Exclude the pictures, and otherwise reproduce the data in full.

• [THE DATA]
★ ★ ★ ★ ★

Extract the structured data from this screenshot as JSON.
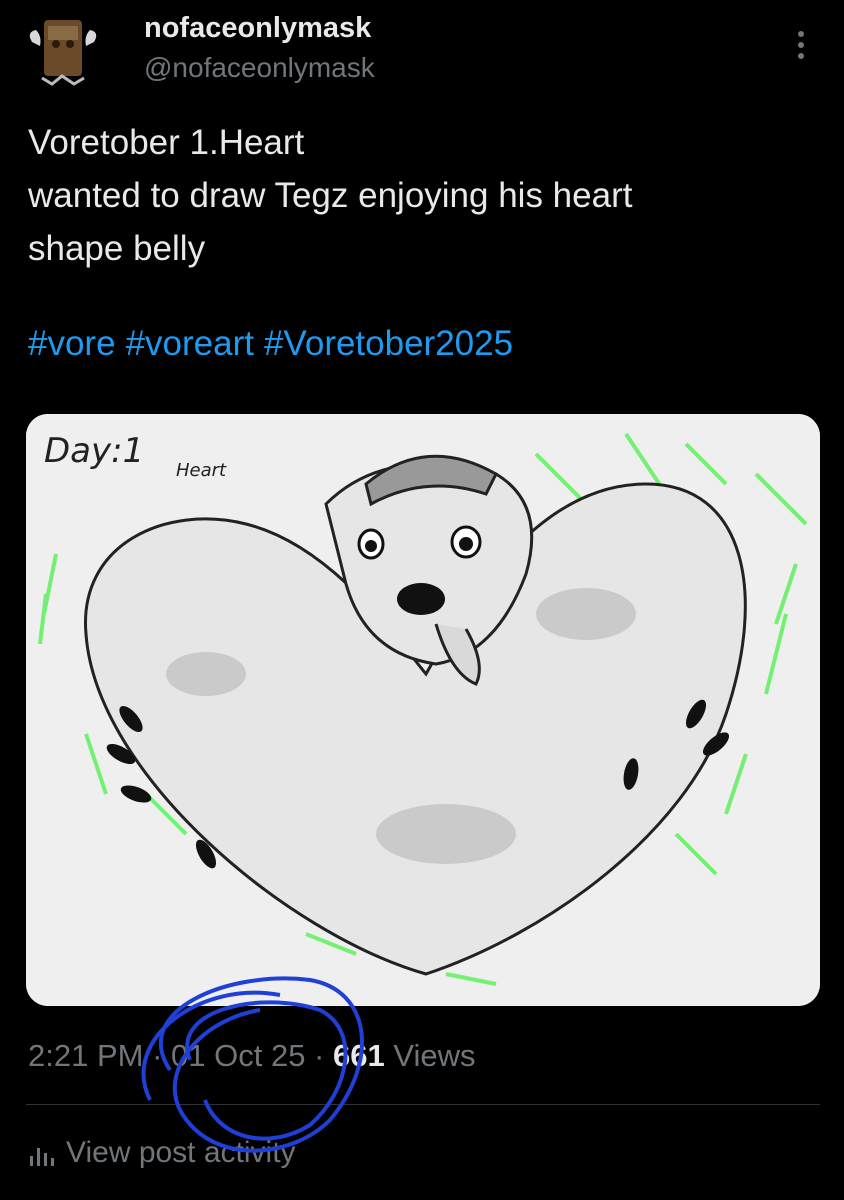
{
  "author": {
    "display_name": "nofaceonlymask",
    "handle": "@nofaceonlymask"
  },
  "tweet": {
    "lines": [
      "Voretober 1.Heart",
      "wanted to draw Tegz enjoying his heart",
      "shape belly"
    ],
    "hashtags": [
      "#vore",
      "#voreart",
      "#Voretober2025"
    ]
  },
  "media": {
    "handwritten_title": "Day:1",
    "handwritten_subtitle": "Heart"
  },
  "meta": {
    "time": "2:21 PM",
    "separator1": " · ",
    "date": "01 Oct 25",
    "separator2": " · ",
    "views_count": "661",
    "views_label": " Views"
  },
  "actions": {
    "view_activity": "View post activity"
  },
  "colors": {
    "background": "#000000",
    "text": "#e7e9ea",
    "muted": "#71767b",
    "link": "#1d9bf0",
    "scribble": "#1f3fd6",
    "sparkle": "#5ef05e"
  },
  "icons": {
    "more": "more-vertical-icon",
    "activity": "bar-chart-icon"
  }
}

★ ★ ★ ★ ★

• [SOLUTION TO THE EXERCISE]
Extract the structured data from this screenshot as JSON.
{
  "author": {
    "display_name": "nofaceonlymask",
    "handle": "@nofaceonlymask"
  },
  "tweet": {
    "lines": [
      "Voretober 1.Heart",
      "wanted to draw Tegz enjoying his heart",
      "shape belly"
    ],
    "hashtags": [
      "#vore",
      "#voreart",
      "#Voretober2025"
    ]
  },
  "media": {
    "handwritten_title": "Day:1",
    "handwritten_subtitle": "Heart"
  },
  "meta": {
    "time": "2:21 PM",
    "separator1": " · ",
    "date": "01 Oct 25",
    "separator2": " · ",
    "views_count": "661",
    "views_label": " Views"
  },
  "actions": {
    "view_activity": "View post activity"
  },
  "colors": {
    "background": "#000000",
    "text": "#e7e9ea",
    "muted": "#71767b",
    "link": "#1d9bf0",
    "scribble": "#1f3fd6",
    "sparkle": "#5ef05e"
  },
  "icons": {
    "more": "more-vertical-icon",
    "activity": "bar-chart-icon"
  }
}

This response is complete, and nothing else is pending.